* [How to complete this task] Copy out all the lines in the records that include the word "title".
#### Stored data ####
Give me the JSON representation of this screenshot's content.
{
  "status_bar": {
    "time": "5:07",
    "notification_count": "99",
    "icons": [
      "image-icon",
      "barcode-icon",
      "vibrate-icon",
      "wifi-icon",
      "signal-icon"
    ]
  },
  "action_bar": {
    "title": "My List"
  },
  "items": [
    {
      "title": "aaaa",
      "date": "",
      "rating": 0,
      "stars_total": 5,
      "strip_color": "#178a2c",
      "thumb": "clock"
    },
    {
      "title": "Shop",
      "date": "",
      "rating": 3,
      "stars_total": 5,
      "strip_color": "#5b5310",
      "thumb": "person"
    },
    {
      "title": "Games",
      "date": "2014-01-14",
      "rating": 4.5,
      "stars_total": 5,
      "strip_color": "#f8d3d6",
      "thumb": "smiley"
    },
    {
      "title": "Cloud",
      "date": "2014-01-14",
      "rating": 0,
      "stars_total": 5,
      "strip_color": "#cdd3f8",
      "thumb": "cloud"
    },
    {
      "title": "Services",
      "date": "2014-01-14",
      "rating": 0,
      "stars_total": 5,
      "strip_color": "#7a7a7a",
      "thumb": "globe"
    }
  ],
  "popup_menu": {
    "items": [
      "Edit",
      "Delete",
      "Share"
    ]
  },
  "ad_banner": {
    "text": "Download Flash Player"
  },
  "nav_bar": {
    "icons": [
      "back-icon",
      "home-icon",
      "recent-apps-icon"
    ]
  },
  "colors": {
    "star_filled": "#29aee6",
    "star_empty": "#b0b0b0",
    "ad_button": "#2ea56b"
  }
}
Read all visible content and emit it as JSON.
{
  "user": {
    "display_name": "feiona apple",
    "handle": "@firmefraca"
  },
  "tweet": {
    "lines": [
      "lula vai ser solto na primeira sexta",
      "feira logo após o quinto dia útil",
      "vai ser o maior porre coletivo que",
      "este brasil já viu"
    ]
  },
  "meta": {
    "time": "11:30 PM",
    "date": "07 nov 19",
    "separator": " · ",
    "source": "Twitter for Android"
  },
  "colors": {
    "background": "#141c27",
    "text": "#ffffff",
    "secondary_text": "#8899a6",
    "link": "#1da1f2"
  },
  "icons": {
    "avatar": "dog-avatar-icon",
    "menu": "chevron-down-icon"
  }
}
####
* [Task result]
    "title": "My List"
      "title": "aaaa",
      "title": "Shop",
      "title": "Games",
      "title": "Cloud",
      "title": "Services",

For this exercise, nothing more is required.